§ **Task prompt**
Show only those lines of the entries where the string "профиль" is found.

§ **Saved data entries**
▬▬▬
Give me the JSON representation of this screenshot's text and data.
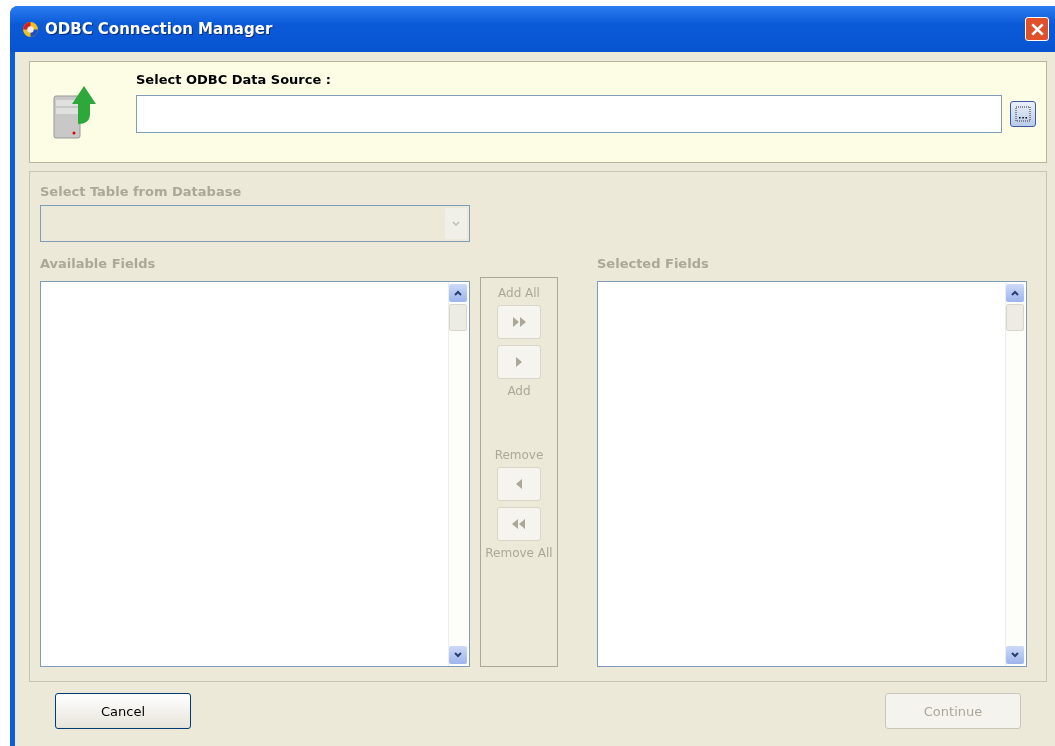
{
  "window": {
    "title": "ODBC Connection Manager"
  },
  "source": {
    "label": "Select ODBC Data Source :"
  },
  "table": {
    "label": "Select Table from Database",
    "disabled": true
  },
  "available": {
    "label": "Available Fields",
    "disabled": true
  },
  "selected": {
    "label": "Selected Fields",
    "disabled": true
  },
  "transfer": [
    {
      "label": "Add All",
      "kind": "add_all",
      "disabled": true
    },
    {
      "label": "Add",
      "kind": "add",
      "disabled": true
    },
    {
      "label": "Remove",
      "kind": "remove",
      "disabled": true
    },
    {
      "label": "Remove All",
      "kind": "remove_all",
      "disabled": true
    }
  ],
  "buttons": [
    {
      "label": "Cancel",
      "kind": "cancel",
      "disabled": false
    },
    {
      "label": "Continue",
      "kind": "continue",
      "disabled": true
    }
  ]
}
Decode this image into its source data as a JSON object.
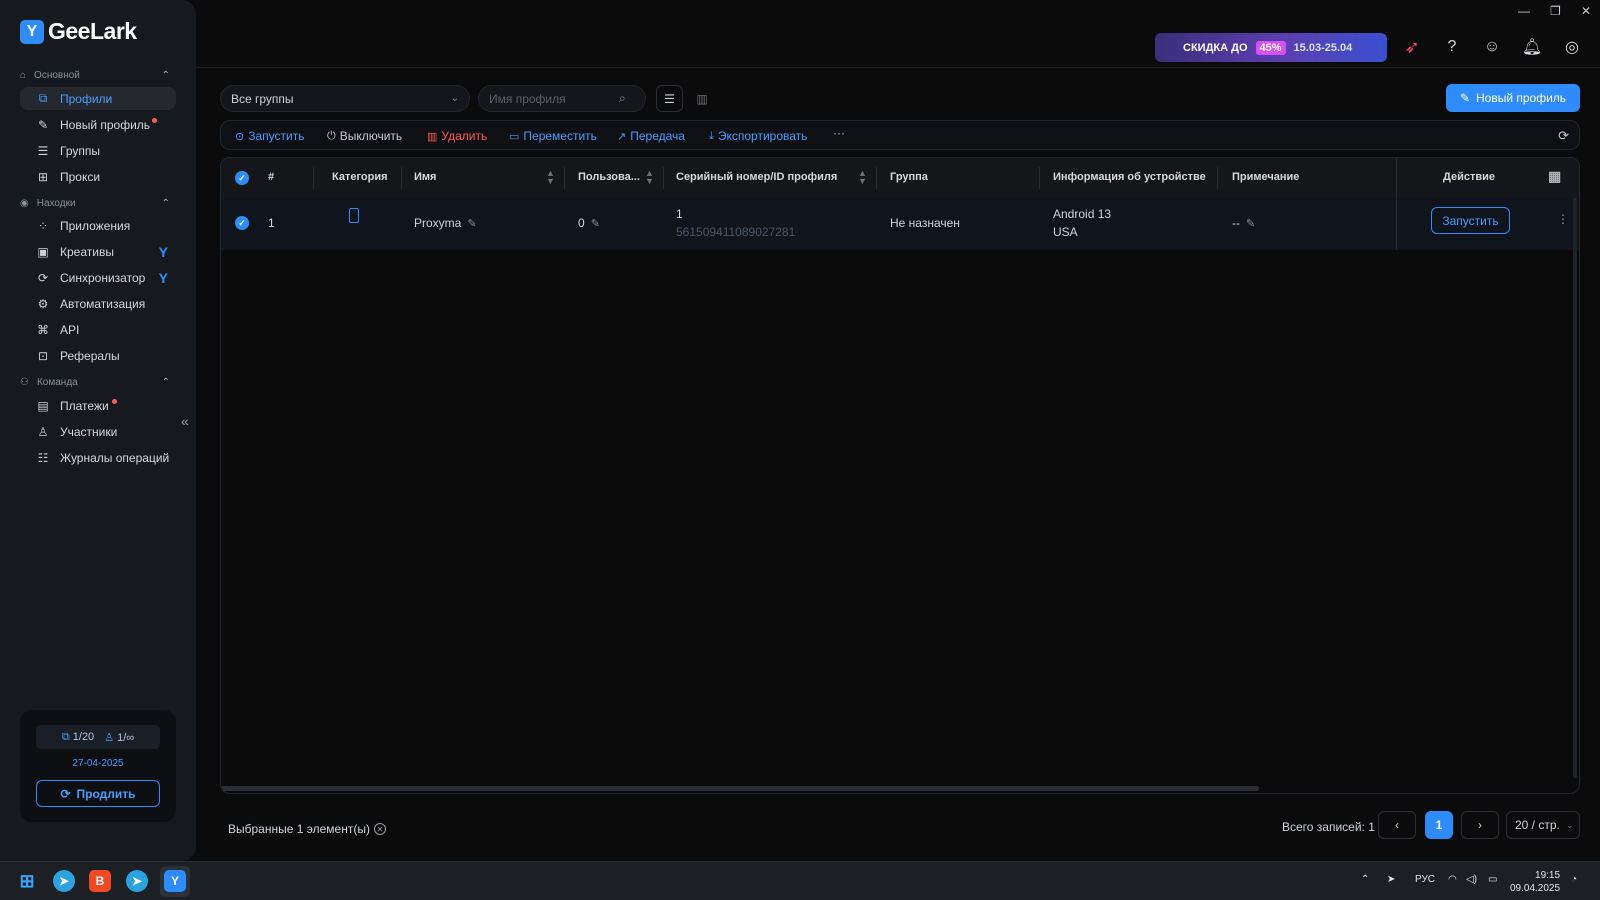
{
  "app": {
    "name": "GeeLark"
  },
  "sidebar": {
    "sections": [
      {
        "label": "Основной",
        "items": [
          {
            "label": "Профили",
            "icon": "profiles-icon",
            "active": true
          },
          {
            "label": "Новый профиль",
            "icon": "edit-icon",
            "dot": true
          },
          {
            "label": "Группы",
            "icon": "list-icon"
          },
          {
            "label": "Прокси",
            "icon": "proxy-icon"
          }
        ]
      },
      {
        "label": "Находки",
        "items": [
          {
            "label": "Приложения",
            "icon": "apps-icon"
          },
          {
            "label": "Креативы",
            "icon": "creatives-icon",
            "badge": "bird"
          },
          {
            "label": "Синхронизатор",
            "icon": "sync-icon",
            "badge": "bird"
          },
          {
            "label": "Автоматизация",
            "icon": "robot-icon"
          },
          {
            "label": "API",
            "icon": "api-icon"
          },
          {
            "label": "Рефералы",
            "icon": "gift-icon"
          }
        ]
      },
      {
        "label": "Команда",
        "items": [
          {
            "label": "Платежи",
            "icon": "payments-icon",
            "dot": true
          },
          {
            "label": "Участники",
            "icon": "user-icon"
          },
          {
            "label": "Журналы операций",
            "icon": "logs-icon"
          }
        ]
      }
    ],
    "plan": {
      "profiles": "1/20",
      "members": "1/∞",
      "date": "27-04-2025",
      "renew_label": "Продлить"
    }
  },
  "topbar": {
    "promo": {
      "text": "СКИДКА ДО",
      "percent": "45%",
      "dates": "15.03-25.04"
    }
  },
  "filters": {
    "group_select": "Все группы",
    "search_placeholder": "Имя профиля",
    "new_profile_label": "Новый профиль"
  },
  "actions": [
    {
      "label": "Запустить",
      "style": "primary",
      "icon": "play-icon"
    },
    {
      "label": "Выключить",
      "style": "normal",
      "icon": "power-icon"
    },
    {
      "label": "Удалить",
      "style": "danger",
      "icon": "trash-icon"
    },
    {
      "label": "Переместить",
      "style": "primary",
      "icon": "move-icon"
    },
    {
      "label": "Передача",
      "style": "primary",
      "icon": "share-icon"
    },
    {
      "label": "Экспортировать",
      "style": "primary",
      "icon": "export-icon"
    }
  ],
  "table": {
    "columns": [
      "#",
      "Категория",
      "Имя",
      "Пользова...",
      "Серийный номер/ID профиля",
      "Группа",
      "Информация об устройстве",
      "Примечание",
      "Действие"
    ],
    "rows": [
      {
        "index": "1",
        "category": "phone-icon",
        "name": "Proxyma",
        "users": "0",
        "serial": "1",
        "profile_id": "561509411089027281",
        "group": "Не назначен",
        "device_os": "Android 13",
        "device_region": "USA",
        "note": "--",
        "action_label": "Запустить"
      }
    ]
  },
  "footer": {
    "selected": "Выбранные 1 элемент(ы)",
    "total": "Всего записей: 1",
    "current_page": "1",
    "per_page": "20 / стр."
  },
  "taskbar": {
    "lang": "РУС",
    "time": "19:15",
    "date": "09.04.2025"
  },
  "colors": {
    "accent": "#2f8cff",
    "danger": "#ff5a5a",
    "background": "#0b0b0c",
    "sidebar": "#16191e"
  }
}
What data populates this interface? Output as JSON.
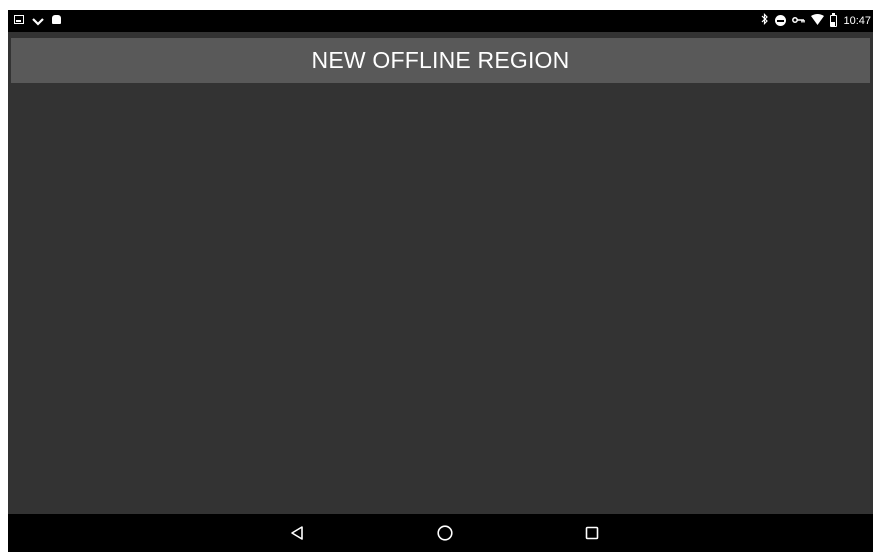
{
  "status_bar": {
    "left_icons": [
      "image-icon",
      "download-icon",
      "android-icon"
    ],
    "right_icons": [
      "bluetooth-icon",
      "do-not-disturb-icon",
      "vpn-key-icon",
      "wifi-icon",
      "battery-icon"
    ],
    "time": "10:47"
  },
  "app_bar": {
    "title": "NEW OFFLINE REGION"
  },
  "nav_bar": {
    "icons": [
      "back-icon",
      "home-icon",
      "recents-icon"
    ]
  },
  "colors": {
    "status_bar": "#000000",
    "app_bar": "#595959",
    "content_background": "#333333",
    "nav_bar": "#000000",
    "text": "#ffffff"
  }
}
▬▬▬
§ **Exercise solution**
            "label": "Новый профиль",
    "new_profile_label": "Новый профиль"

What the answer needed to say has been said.